|Introduction: Contextual introduction.|
Body: Explain the differences between reserve forests, protected areas, community forest resource and ecologically sensitive zones. Also write some problems with the implementation of ESZs.
Conclusion: Write a way forward.
Protected areas cover 5.26% of India’s land area as 108 national parks and 564 wildlife sanctuaries. Surrounding protected areas is a region of more than 3.4% percent of the country’s land, which falls under the ESZ regime. Forest Rights Act, 2006 (FRA) recognises the rights of forest-dwelling tribal communities (FDST) and other traditional forest dwellers (OTFD) to forest resources.
There are following differences between reserve forests, protected areas, community forest resource and ecologically sensitive zones:
- Reserve forests are the most restricted forests and are constituted by India Forest Act or the State Forest Acts on any forest land or wasteland. In reserved forests, local people are prohibited, unless specifically allowed.
- Protected areas are notified under the Wildlife (Protection) Act 1972. Protected areas do away with even those activities permitted in ‘reserve forests’, unless specifically allowed.
- The community forest resource area is the common forest land that has been traditionally protected for sustainable use by a particular community. It may include forest of any category-revenue forest, classified & unclassified forest, deemed forest, reserve forest, protected forest, sanctuary and national parks etc.
- Ecologically sensitive zones (ESZ) are intended to safeguard ‘protected areas’ by transitioning from an area of lower protection to an area of higher protection. The purpose of the ESZ was to provide more protection to the parks by acting as a shock absorber.

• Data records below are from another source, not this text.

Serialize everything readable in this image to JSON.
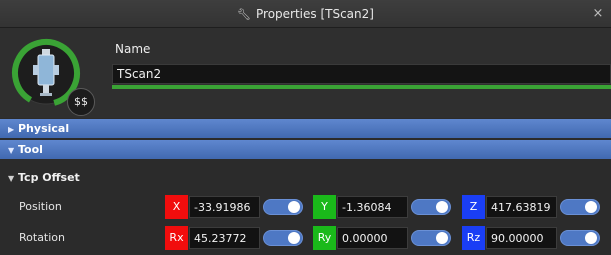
{
  "window": {
    "title": "Properties [TScan2]",
    "close_label": "×"
  },
  "header": {
    "name_label": "Name",
    "name_value": "TScan2",
    "badge_label": "$$",
    "ring_color": "#3aa335"
  },
  "sections": {
    "physical": "Physical",
    "tool": "Tool",
    "tcp_offset": "Tcp Offset"
  },
  "tcp": {
    "position": {
      "label": "Position",
      "x_axis": "X",
      "x_value": "-33.91986",
      "y_axis": "Y",
      "y_value": "-1.36084",
      "z_axis": "Z",
      "z_value": "417.63819"
    },
    "rotation": {
      "label": "Rotation",
      "x_axis": "Rx",
      "x_value": "45.23772",
      "y_axis": "Ry",
      "y_value": "0.00000",
      "z_axis": "Rz",
      "z_value": "90.00000"
    }
  },
  "colors": {
    "accent_blue": "#4e78c4",
    "axis_red": "#f10d0d",
    "axis_green": "#1ab91a",
    "axis_blue": "#1a3ef5"
  }
}
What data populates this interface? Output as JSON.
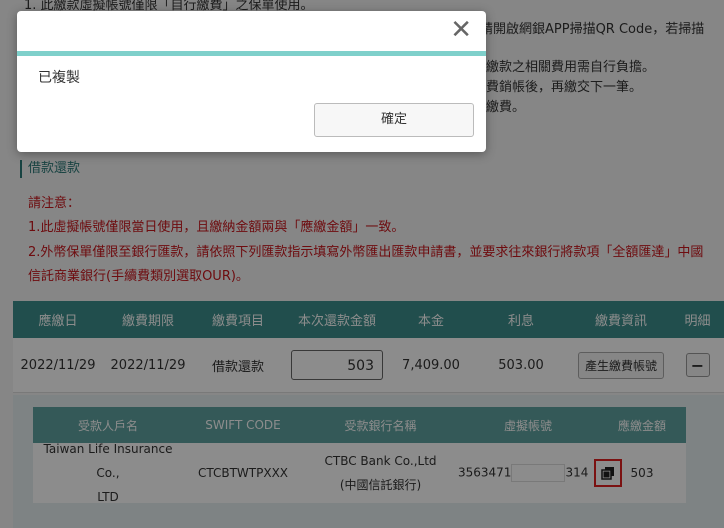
{
  "notice": {
    "line1": "1.   此繳款虛擬帳號僅限「自行繳費」之保單使用。",
    "line2_right": "請開啟網銀APP掃描QR Code，若掃描",
    "line3_right": "繳款之相關費用需自行負擔。",
    "line4_right": "費銷帳後，再繳交下一筆。",
    "line5_right": "繳費。"
  },
  "section_title": "借款還款",
  "warnings": {
    "heading": "請注意：",
    "item1": "1.此虛擬帳號僅限當日使用，且繳納金額兩與「應繳金額」一致。",
    "item2a": "2.外幣保單僅限至銀行匯款，請依照下列匯款指示填寫外幣匯出匯款申請書，並要求往來銀行將款項「全額匯達」中國",
    "item2b": "信託商業銀行(手續費類別選取OUR)。"
  },
  "main_table": {
    "headers": [
      "應繳日",
      "繳費期限",
      "繳費項目",
      "本次還款金額",
      "本金",
      "利息",
      "繳費資訊",
      "明細"
    ],
    "row": {
      "due_date": "2022/11/29",
      "deadline": "2022/11/29",
      "item": "借款還款",
      "amount": "503",
      "principal": "7,409.00",
      "interest": "503.00",
      "gen_button": "產生繳費帳號",
      "toggle": "−"
    }
  },
  "sub_table": {
    "headers": [
      "受款人戶名",
      "SWIFT CODE",
      "受款銀行名稱",
      "虛擬帳號",
      "應繳金額"
    ],
    "row": {
      "payee_line1": "Taiwan Life Insurance Co.,",
      "payee_line2": "LTD",
      "swift": "CTCBTWTPXXX",
      "bank_line1": "CTBC Bank Co.,Ltd",
      "bank_line2": "(中國信託銀行)",
      "account_prefix": "3563471",
      "account_suffix": "314",
      "amount": "503"
    }
  },
  "dialog": {
    "message": "已複製",
    "ok_label": "確定",
    "close_glyph": "✕"
  }
}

Problems with the implementation of ESZs:
- Significantly, parts of the ESZs in ten States fall within the Scheduled Areas notified under the Fifth Schedule of the Constitution. They are mostly populated by Scheduled Tribe groups.
- The Provisions of the PESA Act, 1996 apply in these areas. The PESA recognisesgram sabhas competence to safeguard and preserve community resources on forest and revenue lands in Scheduled Areas.
- The MoEFCC has shown no inclination to amend the Indian Forest Act 1927, the Wildlife (Protection) Act, 1972 and the Environment (Protection) Act 1986 to comply with the PESA and FRA.
- The protected areas are based on the core and buffer model of management. Many argue that if the parks already have buffer zones then why do we need ESZs.
There is a need for rethinking on the impacts of the environmental policies at the local level, the type and prospects of local participation and most importantly the prospects of alternate income generating opportunities for successful conservation initiatives.